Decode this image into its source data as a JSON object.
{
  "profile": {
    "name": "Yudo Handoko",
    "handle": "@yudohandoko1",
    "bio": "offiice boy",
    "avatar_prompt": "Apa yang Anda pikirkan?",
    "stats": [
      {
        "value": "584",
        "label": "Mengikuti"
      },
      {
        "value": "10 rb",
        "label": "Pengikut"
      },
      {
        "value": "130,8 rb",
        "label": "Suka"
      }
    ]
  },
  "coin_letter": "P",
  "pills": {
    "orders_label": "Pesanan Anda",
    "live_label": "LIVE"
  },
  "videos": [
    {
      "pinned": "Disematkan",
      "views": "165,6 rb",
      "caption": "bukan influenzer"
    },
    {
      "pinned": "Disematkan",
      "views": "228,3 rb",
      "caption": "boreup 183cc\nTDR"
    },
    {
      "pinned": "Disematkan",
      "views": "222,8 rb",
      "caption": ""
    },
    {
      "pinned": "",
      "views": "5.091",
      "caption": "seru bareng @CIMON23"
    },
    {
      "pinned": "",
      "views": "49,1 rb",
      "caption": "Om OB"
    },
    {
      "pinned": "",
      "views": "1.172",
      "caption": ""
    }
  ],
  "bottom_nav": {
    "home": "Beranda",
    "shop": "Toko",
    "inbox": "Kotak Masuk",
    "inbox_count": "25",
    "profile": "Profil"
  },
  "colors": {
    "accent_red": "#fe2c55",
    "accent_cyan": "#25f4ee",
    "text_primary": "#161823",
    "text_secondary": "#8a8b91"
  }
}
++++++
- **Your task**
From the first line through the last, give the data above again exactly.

- **Finished task**
Decode this image into its source data as a JSON object.
{
  "profile": {
    "name": "Yudo Handoko",
    "handle": "@yudohandoko1",
    "bio": "offiice boy",
    "avatar_prompt": "Apa yang Anda pikirkan?",
    "stats": [
      {
        "value": "584",
        "label": "Mengikuti"
      },
      {
        "value": "10 rb",
        "label": "Pengikut"
      },
      {
        "value": "130,8 rb",
        "label": "Suka"
      }
    ]
  },
  "coin_letter": "P",
  "pills": {
    "orders_label": "Pesanan Anda",
    "live_label": "LIVE"
  },
  "videos": [
    {
      "pinned": "Disematkan",
      "views": "165,6 rb",
      "caption": "bukan influenzer"
    },
    {
      "pinned": "Disematkan",
      "views": "228,3 rb",
      "caption": "boreup 183cc\nTDR"
    },
    {
      "pinned": "Disematkan",
      "views": "222,8 rb",
      "caption": ""
    },
    {
      "pinned": "",
      "views": "5.091",
      "caption": "seru bareng @CIMON23"
    },
    {
      "pinned": "",
      "views": "49,1 rb",
      "caption": "Om OB"
    },
    {
      "pinned": "",
      "views": "1.172",
      "caption": ""
    }
  ],
  "bottom_nav": {
    "home": "Beranda",
    "shop": "Toko",
    "inbox": "Kotak Masuk",
    "inbox_count": "25",
    "profile": "Profil"
  },
  "colors": {
    "accent_red": "#fe2c55",
    "accent_cyan": "#25f4ee",
    "text_primary": "#161823",
    "text_secondary": "#8a8b91"
  }
}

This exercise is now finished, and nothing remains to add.